Monahan is requiring all employees to check their temperatures at home and complete an 11 question self-assessment each day before coming to the Capitol complex. They will have to report their results to a designated individual in the office.

"Participation in a health monitoring program is required for all Congressional employees unless impacted by a collective bargaining agreement or in those instances where employment is exclusively by telework or at an isolated/solitary occupancy duty station," he wrote.

Once in the Capitol complex, Monahan is recommending senators and their staff minimize the number of individuals in their offices, avoiding gatherings and modifying office layouts when possible to try to allow for at least six feet of distance.

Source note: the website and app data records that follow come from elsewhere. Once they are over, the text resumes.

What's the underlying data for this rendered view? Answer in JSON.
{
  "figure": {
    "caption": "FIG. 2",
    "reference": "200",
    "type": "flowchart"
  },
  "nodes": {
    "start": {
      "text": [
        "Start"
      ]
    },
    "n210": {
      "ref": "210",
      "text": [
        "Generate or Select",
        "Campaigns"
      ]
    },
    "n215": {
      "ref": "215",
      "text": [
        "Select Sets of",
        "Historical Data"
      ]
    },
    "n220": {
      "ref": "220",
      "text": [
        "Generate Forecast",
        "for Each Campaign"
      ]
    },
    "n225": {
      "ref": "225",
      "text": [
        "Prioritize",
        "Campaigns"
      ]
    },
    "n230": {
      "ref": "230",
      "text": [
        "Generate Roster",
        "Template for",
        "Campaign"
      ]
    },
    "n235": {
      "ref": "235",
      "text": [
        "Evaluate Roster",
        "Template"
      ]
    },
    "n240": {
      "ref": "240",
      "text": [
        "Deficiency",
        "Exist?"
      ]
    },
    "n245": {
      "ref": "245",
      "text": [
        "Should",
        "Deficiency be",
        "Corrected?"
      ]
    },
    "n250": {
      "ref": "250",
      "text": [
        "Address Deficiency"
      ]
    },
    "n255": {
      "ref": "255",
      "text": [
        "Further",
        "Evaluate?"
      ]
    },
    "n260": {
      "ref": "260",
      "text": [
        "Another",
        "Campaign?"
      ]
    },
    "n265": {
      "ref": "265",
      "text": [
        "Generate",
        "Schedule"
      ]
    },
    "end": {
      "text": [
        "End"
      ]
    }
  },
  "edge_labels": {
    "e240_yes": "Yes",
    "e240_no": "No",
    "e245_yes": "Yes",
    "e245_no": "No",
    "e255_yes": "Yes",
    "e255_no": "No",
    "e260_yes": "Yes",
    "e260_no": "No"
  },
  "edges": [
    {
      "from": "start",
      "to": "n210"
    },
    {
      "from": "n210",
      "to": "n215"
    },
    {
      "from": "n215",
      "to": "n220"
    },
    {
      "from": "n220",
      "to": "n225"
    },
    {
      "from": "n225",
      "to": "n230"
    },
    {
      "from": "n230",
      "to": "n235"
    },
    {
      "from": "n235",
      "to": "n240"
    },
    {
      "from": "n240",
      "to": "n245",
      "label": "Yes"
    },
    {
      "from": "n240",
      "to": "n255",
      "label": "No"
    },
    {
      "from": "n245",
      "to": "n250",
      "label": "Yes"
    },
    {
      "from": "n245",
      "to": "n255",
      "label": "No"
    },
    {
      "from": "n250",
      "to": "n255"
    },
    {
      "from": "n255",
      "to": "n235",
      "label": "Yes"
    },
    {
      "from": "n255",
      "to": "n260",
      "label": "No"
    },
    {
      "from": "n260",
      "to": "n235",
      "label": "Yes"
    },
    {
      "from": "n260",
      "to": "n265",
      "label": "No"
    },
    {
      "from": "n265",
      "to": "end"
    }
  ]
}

That includes allowing staff to telework, which many offices have been doing since late March.

"These guidelines are based on current Centers for Disease Control and Prevention best practices to minimize risk of coronavirus transmission in the workplace through use of social distancing measures and daily screening of employee health prior to reporting for duty," Monahan wrote.